» **WHAT TO WORK ON**: Filter the listing for lines containing "name".
--- START ---
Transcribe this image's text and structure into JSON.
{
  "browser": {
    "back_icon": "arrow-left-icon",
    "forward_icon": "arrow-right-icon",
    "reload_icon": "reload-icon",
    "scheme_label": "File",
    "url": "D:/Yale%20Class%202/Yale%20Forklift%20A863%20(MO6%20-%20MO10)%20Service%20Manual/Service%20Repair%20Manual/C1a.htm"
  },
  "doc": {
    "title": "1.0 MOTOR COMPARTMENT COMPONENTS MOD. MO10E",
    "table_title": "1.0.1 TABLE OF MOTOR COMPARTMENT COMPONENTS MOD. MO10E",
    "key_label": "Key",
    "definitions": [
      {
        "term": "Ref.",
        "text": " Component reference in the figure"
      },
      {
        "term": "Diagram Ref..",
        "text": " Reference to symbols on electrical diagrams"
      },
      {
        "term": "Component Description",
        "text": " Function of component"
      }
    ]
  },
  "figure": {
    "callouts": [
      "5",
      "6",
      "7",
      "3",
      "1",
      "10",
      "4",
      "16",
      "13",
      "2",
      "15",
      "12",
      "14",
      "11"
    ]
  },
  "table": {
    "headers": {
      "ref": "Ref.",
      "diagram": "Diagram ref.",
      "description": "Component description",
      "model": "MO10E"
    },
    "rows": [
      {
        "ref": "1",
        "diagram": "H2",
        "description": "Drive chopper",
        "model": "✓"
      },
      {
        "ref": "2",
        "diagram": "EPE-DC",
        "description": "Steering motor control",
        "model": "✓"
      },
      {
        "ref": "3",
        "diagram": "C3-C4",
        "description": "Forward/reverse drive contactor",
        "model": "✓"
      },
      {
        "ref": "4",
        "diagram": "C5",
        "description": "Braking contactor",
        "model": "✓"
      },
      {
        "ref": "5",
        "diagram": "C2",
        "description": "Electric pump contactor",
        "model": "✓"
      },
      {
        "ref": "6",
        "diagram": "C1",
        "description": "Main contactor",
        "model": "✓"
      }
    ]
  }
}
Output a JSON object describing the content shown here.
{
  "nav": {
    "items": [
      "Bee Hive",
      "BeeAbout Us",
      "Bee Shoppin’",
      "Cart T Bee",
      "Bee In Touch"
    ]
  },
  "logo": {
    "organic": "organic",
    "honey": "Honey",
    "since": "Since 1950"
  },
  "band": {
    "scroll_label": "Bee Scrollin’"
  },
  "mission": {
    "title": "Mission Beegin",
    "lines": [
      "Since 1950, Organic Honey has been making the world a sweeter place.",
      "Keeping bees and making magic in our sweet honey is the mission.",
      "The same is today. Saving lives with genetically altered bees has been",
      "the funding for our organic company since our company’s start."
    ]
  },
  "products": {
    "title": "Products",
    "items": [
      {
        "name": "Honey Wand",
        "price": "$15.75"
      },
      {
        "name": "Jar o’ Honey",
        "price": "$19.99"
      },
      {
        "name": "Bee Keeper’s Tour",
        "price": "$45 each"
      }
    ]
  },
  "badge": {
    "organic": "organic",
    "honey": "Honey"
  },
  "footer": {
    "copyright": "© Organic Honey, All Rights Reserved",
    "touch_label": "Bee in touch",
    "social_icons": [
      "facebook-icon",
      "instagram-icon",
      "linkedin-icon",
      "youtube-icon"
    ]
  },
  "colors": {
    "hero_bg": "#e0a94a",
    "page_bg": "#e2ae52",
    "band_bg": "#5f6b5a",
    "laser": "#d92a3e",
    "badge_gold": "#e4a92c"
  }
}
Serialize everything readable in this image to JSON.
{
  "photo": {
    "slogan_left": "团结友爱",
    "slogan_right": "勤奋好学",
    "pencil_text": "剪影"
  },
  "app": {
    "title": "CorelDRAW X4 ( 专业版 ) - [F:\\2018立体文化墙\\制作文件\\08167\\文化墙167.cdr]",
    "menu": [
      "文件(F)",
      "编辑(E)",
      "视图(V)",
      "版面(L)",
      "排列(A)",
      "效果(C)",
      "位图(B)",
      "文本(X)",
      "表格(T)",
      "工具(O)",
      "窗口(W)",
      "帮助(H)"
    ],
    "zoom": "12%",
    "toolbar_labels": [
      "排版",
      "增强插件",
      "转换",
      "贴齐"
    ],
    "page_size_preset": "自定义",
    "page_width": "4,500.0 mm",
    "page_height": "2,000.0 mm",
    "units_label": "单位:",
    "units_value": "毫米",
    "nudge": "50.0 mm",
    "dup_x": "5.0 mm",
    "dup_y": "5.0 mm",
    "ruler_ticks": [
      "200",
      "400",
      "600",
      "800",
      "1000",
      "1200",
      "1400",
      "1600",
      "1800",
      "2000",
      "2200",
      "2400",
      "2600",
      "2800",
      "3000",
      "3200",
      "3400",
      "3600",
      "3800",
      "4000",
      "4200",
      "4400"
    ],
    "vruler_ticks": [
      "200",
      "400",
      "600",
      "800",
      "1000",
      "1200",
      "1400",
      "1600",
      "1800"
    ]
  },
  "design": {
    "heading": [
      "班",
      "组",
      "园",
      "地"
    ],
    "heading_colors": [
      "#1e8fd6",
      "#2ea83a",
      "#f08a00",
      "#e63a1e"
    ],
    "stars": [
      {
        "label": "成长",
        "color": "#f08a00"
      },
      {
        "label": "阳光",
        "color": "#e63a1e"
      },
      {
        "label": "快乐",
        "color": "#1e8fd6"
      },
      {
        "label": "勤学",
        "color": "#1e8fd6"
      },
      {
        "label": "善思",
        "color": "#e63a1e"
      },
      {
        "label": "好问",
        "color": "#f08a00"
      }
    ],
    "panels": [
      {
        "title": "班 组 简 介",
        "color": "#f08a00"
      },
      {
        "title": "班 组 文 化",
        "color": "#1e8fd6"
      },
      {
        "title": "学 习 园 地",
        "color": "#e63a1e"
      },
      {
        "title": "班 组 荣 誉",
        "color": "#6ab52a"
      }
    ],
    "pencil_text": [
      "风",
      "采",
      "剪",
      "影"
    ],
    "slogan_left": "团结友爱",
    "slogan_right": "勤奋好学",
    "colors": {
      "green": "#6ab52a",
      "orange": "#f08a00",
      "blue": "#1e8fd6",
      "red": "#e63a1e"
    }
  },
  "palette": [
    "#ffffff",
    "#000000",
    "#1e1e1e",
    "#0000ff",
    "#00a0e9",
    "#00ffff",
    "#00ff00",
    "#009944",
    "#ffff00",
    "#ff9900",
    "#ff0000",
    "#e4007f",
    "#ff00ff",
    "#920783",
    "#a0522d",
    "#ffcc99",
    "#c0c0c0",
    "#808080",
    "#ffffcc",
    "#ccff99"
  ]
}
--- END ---
» **TASK SOLUTION**:
        "name": "Honey Wand",
        "name": "Jar o’ Honey",
        "name": "Bee Keeper’s Tour",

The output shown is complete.